Drowsy driving versus drunk driving

Tennessee residents might be interested to hear that highway fatalities in the state of Tennessee have prompted the implementation of message boards in four of the state’s largest cities imploring people not to drive while drowsy. Some people even go so far as to say that driving while drowsy can be equivalent to the severity of driving while drunk.

According to federal statistics, there were more than 11,000 deaths caused by driving while drowsy between 2000 and 2010. Experts say that the problem of people getting behind the wheel without having gotten enough sleep is one that cannot be easily addressed. A person’s blood alcohol level can be measured, whereas there is no way to measure a person’s drowsiness. Some experts even go on to say that trying to pass laws about drowsiness behind the wheel is nearly impossible. Therefore, a car accident involving drowsy driving cannot be treated in the same way that one involving drunk driving can.

Some states are attempting to control the accidents caused by drowsy driving by imposing laws that commercial truck drivers cannot drive more than 11 hours a day. However, some people say such laws are flawed since the drivers have to report the hours themselves. Currently, New Jersey is the only state that has passed legislation to address drowsy driving. However, some people state that even that law is difficult to impose since the prosecution must show that the driver was awake for 24 hours straight to prove possible recklessness.

People who were injured in a car accident due to another driver being drowsy behind the wheel might consider filing a personal injury lawsuit to seek compensation for their medical bills and pain and suffering. Personal injury lawyers may be able to help those filing lawsuits present the evidence necessary to validate their claims.

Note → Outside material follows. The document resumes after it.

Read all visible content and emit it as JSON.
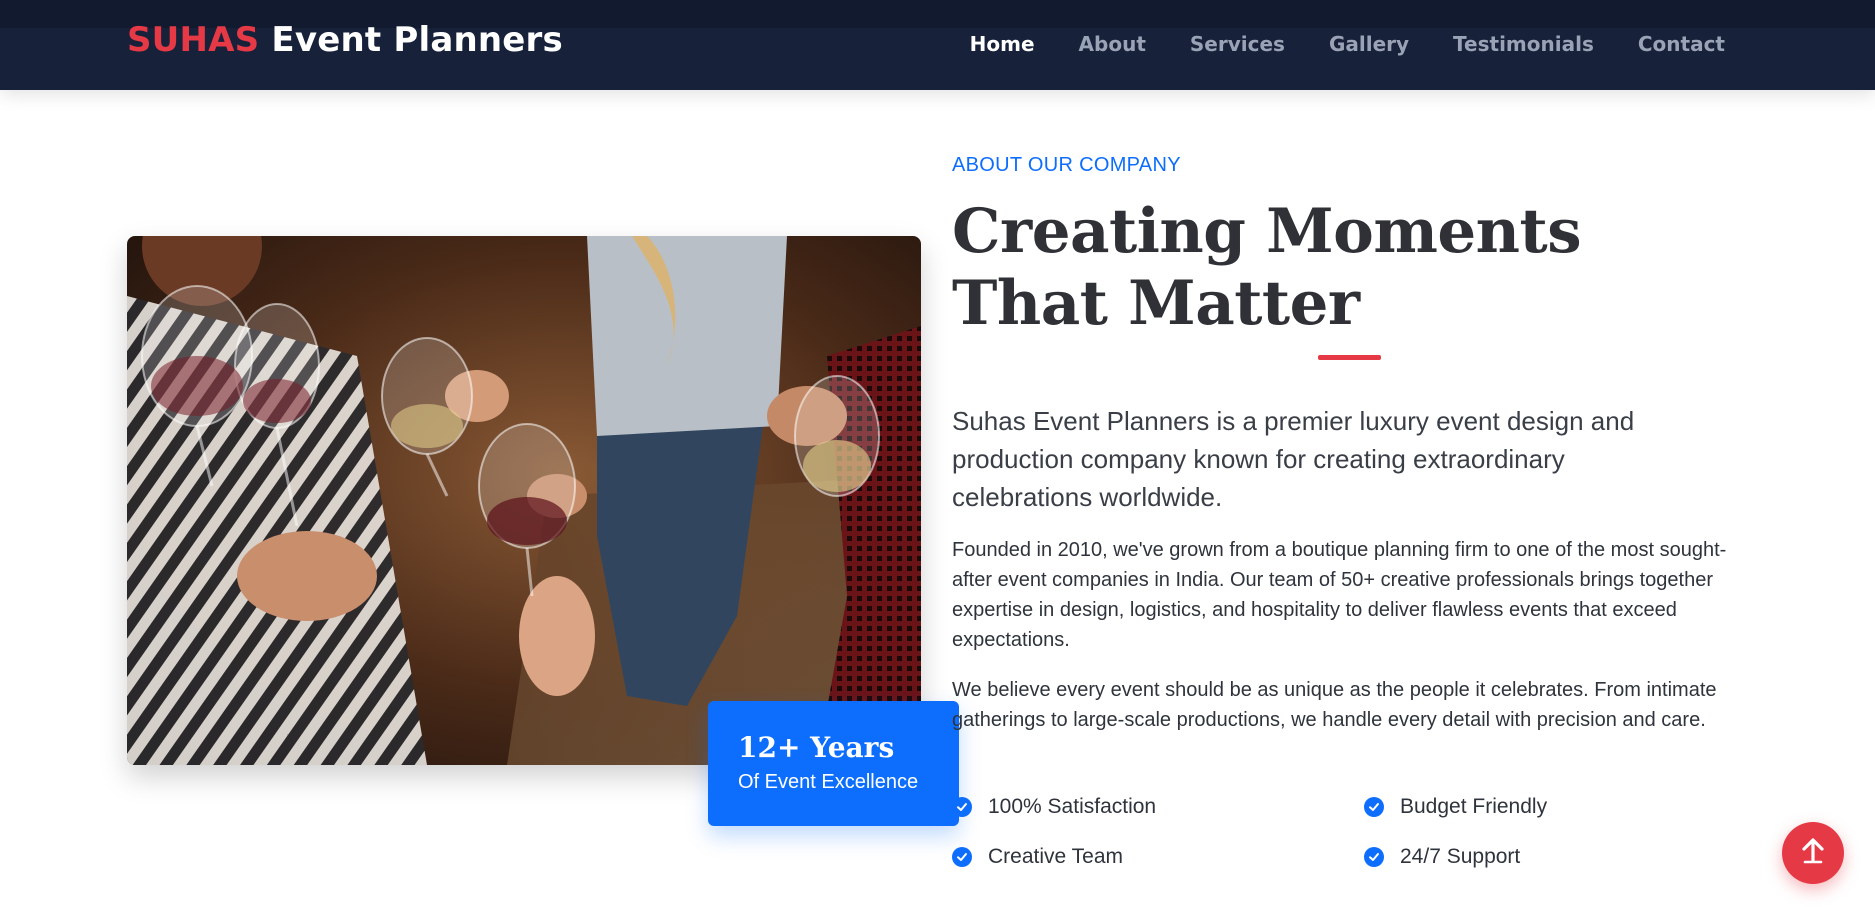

Source: Fox 28, “Is Drowsy Driving Worse Than Drunk Driving”, May 13, 2013